• Task goal: Search term "Events": copy each line of the data containing it.

• Listed entries:
▼

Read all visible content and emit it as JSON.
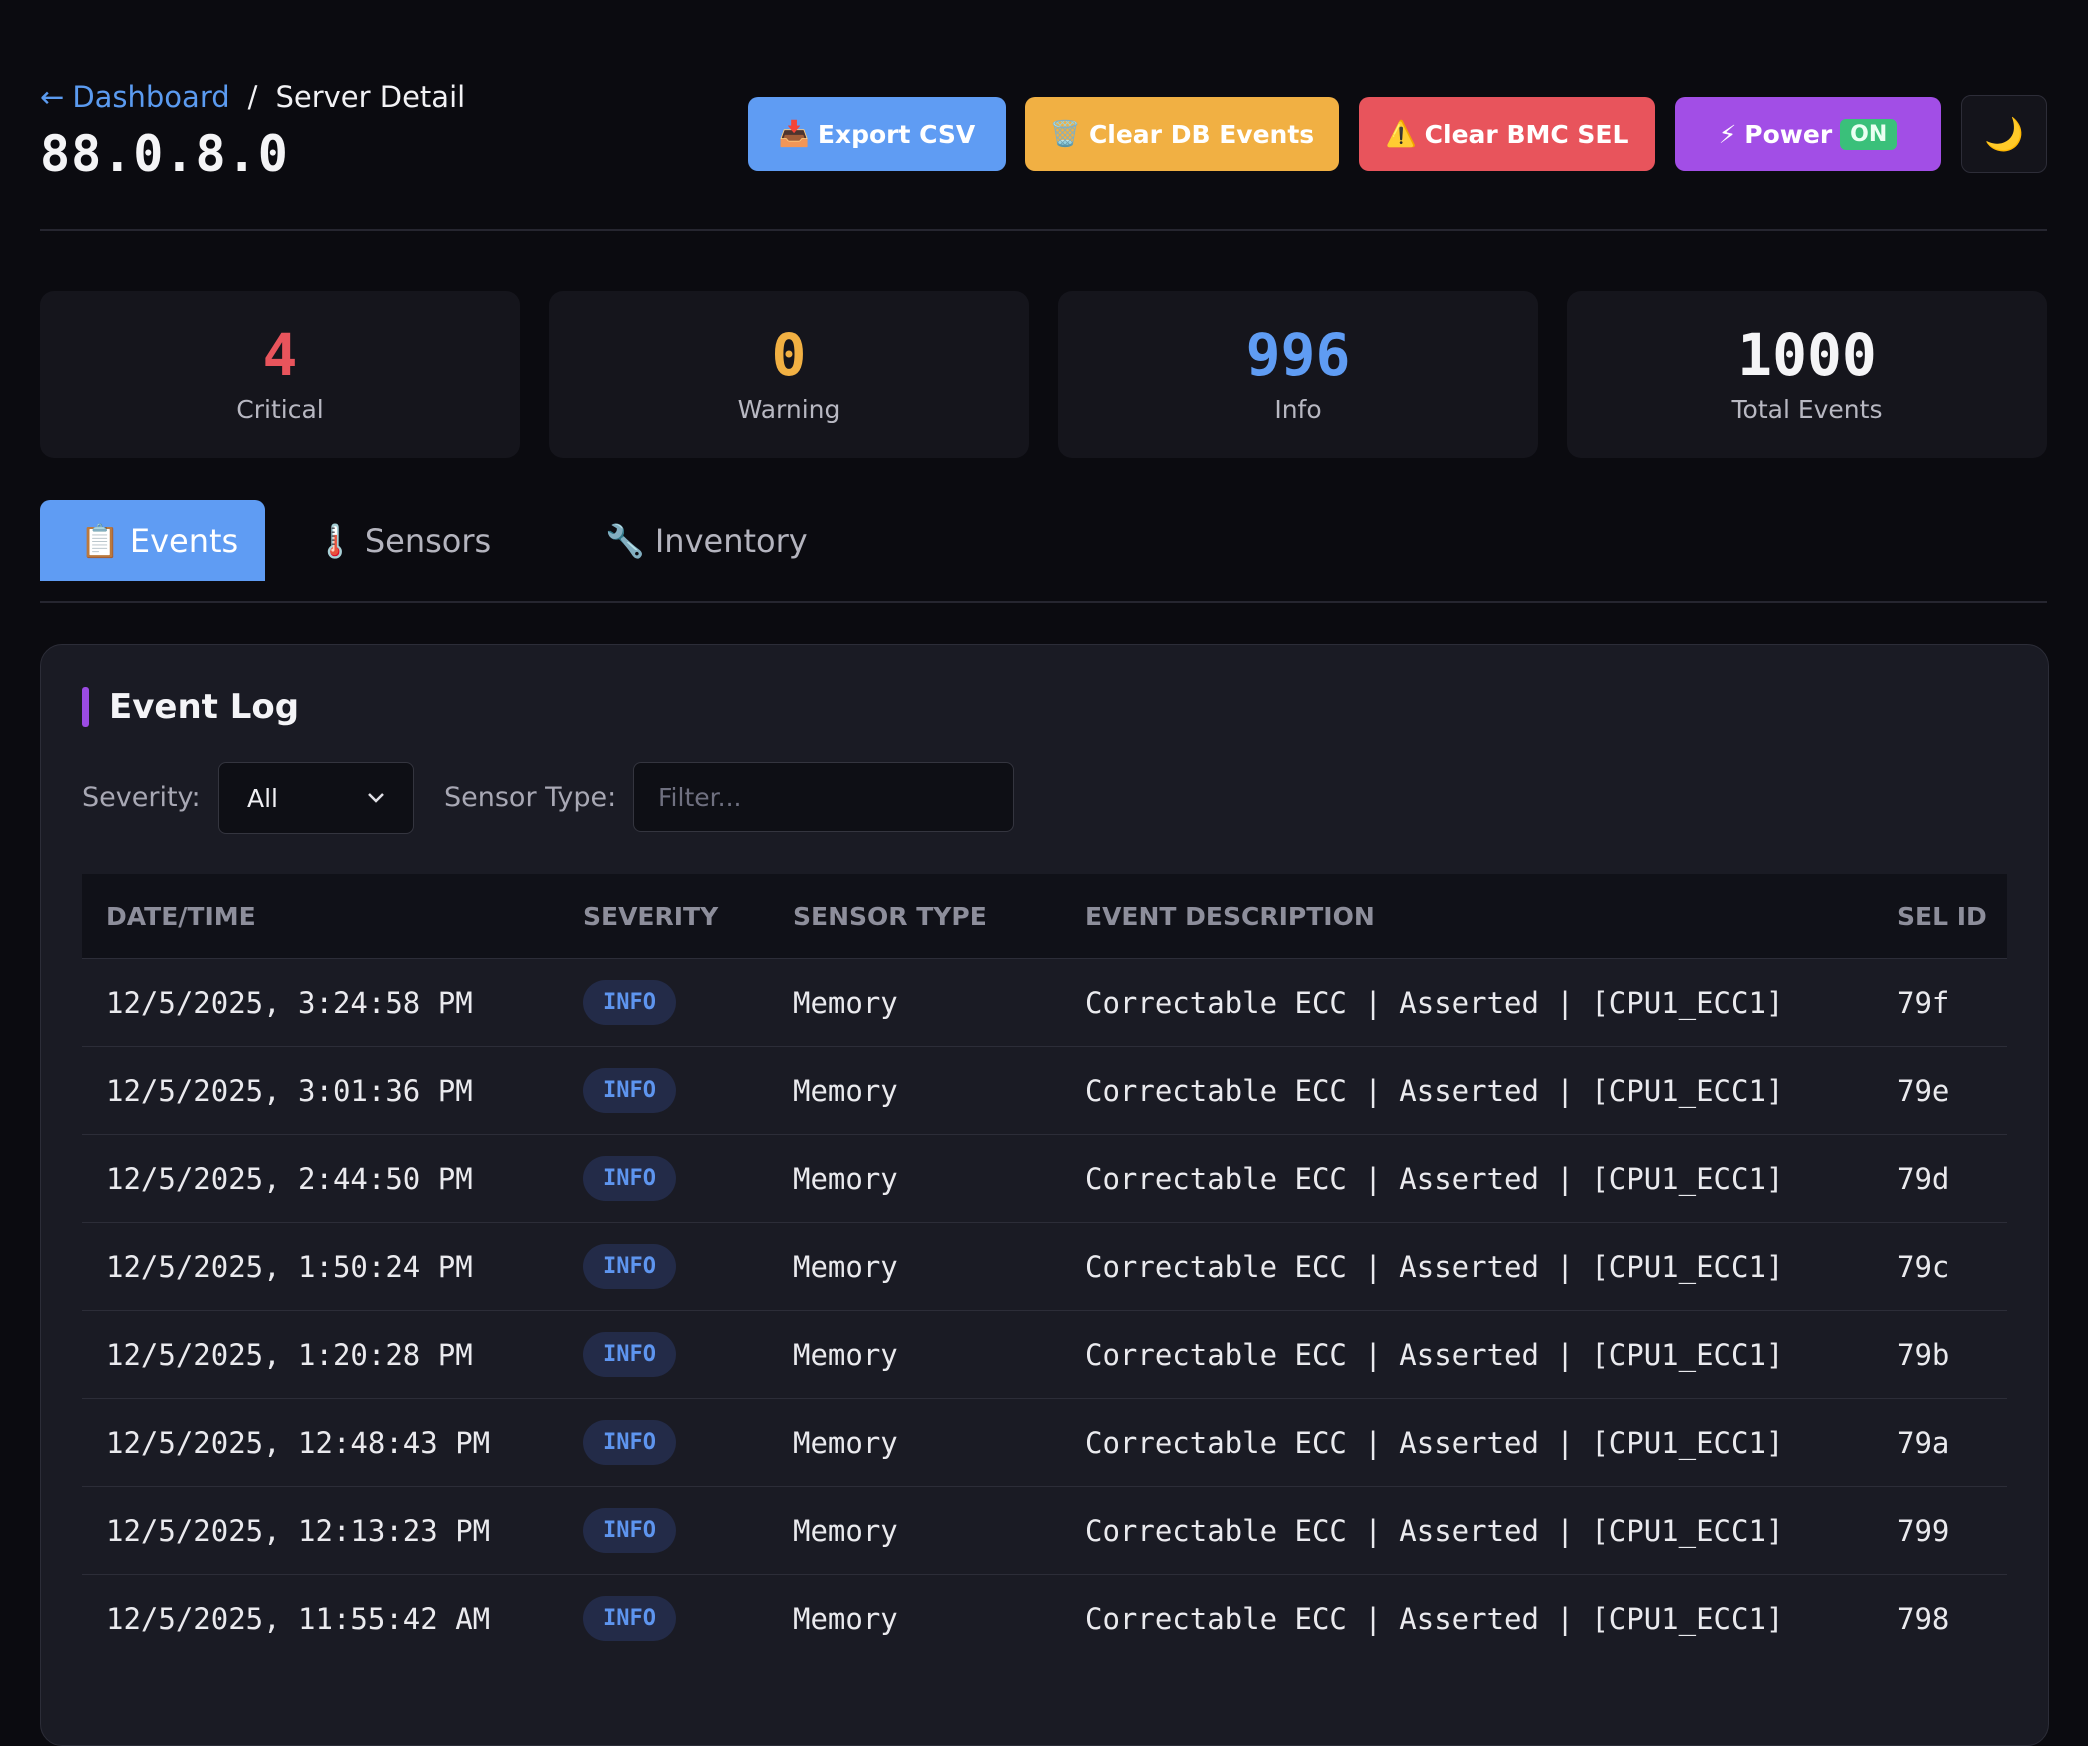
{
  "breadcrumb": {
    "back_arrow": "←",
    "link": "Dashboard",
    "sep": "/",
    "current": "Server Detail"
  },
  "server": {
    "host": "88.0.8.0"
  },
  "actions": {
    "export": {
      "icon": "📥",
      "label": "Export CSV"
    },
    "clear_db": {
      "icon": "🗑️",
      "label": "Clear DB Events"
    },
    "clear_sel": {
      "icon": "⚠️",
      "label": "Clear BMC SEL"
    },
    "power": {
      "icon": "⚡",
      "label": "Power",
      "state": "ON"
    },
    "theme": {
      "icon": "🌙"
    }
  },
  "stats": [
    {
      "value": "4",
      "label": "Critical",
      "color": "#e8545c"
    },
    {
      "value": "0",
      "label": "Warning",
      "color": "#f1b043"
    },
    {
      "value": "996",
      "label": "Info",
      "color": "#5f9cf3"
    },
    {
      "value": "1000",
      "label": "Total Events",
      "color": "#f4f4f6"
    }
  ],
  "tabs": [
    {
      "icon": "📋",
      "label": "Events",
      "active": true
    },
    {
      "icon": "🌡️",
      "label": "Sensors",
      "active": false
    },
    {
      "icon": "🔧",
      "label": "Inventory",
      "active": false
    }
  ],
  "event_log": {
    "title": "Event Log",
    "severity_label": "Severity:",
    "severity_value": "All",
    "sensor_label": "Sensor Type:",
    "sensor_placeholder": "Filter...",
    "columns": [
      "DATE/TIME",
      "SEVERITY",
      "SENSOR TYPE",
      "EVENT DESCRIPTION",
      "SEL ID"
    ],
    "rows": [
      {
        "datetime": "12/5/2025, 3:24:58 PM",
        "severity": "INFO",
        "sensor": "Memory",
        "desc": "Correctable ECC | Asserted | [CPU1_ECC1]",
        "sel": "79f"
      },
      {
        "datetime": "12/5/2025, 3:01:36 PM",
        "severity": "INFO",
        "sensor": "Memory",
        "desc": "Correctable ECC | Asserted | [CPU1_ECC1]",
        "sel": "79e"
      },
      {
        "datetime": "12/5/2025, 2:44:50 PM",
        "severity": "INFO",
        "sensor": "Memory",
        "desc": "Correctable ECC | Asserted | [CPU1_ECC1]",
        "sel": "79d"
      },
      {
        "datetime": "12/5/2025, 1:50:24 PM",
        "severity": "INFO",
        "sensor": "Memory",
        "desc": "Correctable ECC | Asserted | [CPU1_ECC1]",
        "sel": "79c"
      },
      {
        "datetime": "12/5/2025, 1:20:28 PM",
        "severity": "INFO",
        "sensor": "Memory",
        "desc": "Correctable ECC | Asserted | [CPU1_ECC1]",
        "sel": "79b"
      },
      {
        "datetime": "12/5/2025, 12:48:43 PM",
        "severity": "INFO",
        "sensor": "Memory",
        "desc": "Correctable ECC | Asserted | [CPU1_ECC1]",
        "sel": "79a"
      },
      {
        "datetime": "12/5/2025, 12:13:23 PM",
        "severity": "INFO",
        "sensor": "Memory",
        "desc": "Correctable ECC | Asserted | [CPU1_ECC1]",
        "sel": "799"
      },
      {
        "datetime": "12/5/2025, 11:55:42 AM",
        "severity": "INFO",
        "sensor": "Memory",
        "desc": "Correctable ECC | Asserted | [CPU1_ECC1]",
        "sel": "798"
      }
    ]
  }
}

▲
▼

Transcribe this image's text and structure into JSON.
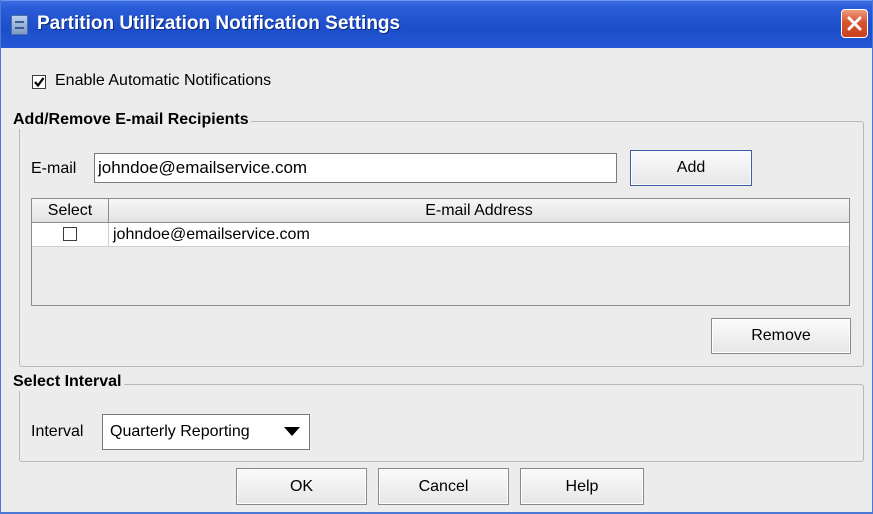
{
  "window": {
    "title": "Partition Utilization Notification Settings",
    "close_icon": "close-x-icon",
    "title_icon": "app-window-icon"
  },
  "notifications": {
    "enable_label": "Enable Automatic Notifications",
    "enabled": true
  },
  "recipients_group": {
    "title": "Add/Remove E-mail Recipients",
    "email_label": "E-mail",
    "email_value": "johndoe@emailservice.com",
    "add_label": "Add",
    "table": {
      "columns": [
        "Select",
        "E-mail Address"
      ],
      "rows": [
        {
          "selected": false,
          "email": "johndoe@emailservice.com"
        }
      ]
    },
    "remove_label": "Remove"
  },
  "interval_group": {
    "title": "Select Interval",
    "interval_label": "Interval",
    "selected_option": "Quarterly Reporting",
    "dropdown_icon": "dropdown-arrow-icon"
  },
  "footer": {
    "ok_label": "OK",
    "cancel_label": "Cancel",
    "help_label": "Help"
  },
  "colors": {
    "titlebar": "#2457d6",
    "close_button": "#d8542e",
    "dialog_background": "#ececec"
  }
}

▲

• Worked solution:
      "label": "Clear DB Events"
      "label": "Total Events",
      "label": "Events",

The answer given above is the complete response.